Double Engagement (Not Your Spending) By Rethinking Employee Tuition Reimbursement
Most US companies (71%) offer some form of tuition assistance or employee tuition reimbursement. Is your company one of them?
As education benefits are on the rise, companies are pulling out their old education benefits playbook. Even the respected SHRM wrote an article last year applauding companies investing in tuition assistance. But if companies want impressive employee engagement and upskilling, they’ll need to rethink this outdated solution.
By rethinking employee tuition reimbursement, here’s how you can double employee engagement and upskilling—all without dipping further into your learning and development piggy bank.
The Problem With Employee Tuition Reimbursement
While employee tuition reimbursement is popular, it’s important to remember that it won’t get the job done. This is especially true when you look at how much this model costs per employee and fails to engage employees.
A company offering employee tuition reimbursement typically gives employees $5,250 to earn a degree. This is a lot of money to spend on every employee, and in the end, on average, only 3-5% of employees take advantage of their tuition assistance program. Surely there has to be a better solution that costs less per employee and appeals to more employees.
A Modern Approach To Education Benefits
What education benefits show more promising results? You can invest that money you’ve put into tuition reimbursement programs towards more modern and inclusive education benefits like prepaid learning stipends and internal talent academies.
In a recent case study, Checkr, an up-and-coming HR technology company, found they more than doubled their learner engagement and upskilling in six months by offering a prepaid learning stipend. Before the prepaid stipend, Checkr offered a more traditional reimbursement stipend to their employees, and their employees used 2.5% of those funds. (It fits right into that 3-5% utilization companies are seeing around the country when they use reimbursement benefits!)
Now within six months of launching prepaid learning stipends, 35% of Checkr employees have requested an educational program or resource. On average, the Checkr employees’ requests are upskilling programs that cost about $670.
Lower Overall Cost & Double The Engagement
Let’s do the math here for a hypothetical company.

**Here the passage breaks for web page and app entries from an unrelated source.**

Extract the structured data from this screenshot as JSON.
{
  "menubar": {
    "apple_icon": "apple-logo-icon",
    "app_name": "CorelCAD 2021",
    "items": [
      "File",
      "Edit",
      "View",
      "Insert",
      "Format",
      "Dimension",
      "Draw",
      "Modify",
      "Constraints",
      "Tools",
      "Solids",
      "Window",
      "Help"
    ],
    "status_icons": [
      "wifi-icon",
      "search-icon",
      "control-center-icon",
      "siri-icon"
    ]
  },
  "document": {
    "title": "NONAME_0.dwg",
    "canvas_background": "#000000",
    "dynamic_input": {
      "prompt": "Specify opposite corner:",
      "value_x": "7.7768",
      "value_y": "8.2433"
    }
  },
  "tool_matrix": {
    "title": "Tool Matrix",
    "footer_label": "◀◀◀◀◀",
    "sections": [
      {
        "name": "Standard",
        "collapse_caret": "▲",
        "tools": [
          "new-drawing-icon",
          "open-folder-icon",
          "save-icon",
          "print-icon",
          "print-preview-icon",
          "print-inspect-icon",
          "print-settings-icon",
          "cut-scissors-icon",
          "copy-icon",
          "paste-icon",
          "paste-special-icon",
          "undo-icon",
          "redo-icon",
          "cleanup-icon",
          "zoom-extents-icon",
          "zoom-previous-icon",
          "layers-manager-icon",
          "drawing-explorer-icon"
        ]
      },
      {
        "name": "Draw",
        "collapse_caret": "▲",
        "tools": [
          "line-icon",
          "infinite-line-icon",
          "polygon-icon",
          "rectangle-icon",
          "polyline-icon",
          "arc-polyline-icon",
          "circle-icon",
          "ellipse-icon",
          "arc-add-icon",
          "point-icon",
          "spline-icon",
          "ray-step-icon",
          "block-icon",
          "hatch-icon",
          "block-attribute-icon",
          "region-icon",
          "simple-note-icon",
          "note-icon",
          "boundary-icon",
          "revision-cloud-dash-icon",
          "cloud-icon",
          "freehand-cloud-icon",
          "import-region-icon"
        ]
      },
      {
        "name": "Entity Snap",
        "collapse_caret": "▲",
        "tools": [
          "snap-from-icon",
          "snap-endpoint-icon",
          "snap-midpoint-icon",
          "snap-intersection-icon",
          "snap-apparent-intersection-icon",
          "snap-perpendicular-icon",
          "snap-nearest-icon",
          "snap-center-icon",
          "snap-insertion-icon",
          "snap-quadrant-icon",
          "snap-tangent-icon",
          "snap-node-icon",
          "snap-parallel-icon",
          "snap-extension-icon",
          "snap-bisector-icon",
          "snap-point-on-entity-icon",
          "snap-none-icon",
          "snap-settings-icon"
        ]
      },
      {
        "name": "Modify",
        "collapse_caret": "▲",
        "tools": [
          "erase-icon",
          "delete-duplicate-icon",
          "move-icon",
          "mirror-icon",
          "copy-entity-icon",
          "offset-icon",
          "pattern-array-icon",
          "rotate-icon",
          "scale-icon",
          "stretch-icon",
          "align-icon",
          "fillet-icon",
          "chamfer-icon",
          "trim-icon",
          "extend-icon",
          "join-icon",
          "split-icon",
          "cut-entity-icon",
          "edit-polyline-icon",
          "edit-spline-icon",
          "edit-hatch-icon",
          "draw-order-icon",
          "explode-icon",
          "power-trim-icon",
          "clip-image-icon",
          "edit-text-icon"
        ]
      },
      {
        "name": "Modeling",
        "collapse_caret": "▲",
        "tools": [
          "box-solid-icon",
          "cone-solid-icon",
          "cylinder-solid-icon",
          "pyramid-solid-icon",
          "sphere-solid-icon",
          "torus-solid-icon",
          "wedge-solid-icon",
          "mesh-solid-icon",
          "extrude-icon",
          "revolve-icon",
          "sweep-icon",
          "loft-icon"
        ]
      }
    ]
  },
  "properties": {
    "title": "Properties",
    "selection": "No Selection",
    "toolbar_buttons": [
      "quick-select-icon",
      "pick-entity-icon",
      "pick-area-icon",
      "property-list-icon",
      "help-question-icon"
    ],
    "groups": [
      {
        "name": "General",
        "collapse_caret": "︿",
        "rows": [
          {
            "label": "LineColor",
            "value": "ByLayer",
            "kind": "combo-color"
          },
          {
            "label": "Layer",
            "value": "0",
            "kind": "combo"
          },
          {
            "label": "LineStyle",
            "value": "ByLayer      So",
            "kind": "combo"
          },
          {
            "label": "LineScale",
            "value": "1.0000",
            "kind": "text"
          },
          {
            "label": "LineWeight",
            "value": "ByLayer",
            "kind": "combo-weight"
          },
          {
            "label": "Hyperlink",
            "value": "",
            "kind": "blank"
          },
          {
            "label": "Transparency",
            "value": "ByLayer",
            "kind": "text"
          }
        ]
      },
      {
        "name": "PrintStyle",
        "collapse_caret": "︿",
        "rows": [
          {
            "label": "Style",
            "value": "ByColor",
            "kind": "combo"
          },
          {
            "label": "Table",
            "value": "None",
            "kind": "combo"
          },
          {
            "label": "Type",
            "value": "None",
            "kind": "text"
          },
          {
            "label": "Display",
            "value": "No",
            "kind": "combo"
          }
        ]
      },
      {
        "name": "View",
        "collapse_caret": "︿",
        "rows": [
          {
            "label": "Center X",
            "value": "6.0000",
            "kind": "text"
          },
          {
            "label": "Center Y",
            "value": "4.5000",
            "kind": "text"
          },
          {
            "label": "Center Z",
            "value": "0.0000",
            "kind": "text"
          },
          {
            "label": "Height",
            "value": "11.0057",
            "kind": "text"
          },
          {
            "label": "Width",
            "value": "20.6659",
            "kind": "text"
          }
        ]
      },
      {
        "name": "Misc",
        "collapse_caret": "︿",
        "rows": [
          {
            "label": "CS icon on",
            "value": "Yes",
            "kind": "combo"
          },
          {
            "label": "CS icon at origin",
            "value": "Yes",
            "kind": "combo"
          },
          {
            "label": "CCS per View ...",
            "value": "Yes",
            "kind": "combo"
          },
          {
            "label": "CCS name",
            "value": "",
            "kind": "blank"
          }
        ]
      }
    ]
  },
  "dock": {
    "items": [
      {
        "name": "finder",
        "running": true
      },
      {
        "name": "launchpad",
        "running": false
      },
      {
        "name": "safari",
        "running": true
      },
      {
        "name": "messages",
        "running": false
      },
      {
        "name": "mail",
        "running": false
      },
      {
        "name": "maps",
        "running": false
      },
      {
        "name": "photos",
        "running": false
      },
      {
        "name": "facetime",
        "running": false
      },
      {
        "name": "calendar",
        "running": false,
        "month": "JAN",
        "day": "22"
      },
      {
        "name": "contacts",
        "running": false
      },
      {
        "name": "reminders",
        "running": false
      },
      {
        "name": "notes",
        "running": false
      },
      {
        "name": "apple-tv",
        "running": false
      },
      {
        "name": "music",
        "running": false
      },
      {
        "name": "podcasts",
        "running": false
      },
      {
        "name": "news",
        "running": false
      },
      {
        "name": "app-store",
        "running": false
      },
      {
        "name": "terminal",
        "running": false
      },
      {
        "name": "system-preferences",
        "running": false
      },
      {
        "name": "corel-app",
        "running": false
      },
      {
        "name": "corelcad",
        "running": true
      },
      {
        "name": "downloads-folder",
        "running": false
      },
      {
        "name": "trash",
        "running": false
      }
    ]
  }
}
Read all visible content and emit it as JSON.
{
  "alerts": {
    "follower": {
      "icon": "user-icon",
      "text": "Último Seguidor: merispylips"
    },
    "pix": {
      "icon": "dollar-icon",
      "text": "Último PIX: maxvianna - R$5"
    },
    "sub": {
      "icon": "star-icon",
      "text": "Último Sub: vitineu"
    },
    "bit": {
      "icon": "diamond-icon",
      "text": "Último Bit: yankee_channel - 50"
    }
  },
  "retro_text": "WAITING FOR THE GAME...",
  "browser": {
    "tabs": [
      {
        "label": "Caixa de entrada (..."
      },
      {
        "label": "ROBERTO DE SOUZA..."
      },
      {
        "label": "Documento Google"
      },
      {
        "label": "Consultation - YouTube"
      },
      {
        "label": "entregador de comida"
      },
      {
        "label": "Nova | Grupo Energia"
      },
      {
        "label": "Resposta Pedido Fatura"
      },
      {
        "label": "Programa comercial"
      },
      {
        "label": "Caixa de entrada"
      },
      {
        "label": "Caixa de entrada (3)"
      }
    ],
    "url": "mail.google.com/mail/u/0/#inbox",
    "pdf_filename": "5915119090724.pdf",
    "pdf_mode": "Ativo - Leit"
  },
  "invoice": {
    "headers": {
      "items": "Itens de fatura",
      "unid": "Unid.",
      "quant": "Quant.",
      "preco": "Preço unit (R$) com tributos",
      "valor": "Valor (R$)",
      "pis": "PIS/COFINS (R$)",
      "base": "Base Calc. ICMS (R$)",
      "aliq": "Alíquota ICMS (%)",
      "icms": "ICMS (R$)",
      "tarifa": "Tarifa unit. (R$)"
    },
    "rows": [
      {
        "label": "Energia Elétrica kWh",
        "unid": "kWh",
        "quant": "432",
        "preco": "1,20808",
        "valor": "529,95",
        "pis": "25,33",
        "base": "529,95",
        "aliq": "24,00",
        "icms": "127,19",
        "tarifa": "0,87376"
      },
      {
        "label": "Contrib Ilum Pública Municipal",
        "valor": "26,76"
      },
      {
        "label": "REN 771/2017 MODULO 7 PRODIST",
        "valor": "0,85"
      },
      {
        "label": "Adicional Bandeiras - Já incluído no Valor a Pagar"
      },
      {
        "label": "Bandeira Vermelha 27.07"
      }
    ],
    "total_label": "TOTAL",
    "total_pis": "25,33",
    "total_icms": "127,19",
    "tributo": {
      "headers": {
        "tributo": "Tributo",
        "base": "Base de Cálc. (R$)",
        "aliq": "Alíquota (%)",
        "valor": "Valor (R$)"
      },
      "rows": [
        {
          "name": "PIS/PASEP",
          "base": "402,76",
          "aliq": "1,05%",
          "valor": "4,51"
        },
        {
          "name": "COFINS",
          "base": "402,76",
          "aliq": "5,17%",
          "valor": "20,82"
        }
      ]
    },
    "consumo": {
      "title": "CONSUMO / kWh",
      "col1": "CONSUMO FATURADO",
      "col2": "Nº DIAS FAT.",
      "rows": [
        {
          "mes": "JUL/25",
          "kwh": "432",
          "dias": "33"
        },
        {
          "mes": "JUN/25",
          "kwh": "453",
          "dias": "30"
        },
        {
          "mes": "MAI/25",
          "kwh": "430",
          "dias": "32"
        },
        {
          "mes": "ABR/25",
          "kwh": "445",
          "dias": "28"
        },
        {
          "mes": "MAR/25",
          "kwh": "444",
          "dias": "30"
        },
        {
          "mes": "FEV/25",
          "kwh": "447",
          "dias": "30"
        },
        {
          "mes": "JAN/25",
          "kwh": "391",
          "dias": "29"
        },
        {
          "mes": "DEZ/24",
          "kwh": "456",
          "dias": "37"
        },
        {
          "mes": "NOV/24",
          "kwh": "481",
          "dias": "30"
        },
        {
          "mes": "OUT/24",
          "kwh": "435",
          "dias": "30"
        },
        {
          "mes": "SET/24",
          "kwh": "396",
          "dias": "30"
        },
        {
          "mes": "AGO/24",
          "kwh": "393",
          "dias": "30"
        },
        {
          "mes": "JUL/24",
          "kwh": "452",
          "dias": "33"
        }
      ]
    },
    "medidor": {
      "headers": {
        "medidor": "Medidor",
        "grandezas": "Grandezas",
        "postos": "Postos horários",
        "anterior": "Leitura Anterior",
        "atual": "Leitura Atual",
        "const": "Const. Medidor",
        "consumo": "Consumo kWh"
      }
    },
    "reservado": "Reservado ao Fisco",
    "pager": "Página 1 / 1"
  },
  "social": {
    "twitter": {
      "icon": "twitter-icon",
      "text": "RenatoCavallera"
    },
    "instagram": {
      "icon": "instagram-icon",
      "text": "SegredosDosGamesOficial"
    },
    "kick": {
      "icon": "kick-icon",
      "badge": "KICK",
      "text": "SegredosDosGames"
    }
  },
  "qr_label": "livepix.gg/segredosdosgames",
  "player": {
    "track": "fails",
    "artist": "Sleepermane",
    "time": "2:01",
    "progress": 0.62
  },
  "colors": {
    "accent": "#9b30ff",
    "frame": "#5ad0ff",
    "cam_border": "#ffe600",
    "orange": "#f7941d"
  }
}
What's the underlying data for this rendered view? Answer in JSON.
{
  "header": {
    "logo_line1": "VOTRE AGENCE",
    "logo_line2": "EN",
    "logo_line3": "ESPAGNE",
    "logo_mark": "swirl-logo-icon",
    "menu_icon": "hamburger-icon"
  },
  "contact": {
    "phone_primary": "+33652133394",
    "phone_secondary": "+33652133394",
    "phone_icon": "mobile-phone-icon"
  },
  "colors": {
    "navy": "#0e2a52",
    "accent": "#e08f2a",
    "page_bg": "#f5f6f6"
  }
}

If a company with 10,000 employees offers employee tuition reimbursement, based on cost per employee and average engagement, they can expect to spend 2.6 million for 500 employees.
If that same company offered a more modern education benefit, based on the cost per employee and engagement seen at Checkr, they can expect to spend 2.3 million for 3,500 employees to upskill. And because more people are using less expensive programs, it works out that the overall cost for the company is less and boosts employee engagement.
Lower Overall Cost & Higher Impact
But do modern benefits offer the same level of upskilling as tuition reimbursement? The answer is yes. Actually, it can be argued that employees develop the right skills faster using modern education benefits.
Most employee tuition reimbursement programs help employees earn a degree, and degrees require a lot of time and money to complete. On average, it takes a person four years to earn a two-year degree, and it costs $10,300 a year to attend a community college in the United States. And at the end of all of it, does your employee’s new degree align with your company’s talent needs? Sometimes.
On the other hand, more modern solutions like immersive upskilling and boot camps require less money and time. And instead of a degree dictating what skills you learn, employees can pick the most relevant and applicable courses and programs to their professional goals. For example, a modern solution like an internal talent academy is skill-based and employees can pick out skills that align with the talent needs of your company.
Smarter Spending for Learning and Development
Companies won’t get ahead of today’s talent shortage by offering a traditional employee tuition reimbursement. For a competitive edge, they need to reallocate their tuition reimbursement money towards more modern education benefits like prepaid learning stipends. It’s the more thoughtful way to go. And by being more thoughtful about spending your L&D money, you can spend the same amount and drive more learning outcomes.
To learn more about the hurdles facing traditional tuition reimbursement, read “HR Myth: Your Tuition Assistance Program is a Benefit.”